Determine the number of lines in the listing below that hold the word "name". Write the number alone.

Information given -
____

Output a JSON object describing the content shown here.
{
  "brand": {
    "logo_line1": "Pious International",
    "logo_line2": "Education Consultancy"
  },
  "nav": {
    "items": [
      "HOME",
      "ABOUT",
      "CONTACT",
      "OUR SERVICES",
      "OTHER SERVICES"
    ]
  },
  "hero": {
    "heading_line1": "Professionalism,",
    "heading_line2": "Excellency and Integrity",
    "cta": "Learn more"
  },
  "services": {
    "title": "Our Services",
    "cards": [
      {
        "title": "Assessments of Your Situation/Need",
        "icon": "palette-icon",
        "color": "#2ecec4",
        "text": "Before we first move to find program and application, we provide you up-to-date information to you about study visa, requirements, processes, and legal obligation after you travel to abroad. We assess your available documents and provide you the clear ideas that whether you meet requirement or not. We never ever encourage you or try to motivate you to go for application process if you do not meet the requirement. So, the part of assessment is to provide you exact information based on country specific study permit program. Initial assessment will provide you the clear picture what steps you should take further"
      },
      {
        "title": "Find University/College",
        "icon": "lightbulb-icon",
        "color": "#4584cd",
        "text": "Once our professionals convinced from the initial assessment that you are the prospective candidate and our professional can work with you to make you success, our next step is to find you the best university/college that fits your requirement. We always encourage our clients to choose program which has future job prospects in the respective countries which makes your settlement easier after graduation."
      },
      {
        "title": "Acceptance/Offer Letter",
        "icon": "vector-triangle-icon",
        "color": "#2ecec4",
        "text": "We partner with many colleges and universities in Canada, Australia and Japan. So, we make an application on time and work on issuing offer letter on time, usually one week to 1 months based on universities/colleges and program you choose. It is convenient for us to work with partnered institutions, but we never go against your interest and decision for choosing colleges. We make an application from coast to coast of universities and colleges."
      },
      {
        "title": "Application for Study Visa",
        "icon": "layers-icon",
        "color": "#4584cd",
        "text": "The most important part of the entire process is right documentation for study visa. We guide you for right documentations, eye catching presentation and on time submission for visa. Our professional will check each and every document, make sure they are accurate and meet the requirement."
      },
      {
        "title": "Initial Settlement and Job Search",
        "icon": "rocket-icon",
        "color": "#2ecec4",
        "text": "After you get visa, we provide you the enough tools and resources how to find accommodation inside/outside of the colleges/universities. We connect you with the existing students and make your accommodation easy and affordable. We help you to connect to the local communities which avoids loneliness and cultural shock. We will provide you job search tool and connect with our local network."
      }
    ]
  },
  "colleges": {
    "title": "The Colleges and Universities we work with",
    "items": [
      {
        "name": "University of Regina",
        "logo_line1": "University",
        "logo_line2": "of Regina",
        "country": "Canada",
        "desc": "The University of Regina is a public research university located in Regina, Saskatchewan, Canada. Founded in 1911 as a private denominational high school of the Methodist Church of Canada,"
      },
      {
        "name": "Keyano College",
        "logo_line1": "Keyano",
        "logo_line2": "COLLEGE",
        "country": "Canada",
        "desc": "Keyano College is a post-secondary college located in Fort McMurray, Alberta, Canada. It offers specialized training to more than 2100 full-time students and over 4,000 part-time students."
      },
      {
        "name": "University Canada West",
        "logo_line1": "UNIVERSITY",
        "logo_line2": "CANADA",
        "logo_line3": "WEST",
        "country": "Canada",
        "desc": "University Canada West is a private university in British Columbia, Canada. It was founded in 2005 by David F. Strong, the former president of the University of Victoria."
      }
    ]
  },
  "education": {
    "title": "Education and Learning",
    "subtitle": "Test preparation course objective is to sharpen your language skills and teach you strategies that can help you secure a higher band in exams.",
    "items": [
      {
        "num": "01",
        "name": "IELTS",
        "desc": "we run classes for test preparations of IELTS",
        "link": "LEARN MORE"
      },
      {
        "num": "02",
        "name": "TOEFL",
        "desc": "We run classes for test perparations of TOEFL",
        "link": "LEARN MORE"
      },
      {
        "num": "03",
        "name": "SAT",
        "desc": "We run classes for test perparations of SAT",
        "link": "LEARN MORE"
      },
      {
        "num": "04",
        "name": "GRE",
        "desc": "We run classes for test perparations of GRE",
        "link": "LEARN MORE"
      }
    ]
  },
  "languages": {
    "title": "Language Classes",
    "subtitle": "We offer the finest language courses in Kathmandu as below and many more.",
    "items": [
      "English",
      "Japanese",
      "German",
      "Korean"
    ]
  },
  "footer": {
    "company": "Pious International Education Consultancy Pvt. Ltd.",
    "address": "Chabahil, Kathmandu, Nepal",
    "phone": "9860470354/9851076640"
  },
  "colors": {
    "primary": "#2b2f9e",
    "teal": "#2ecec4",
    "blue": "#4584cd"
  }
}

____

Task answer - 7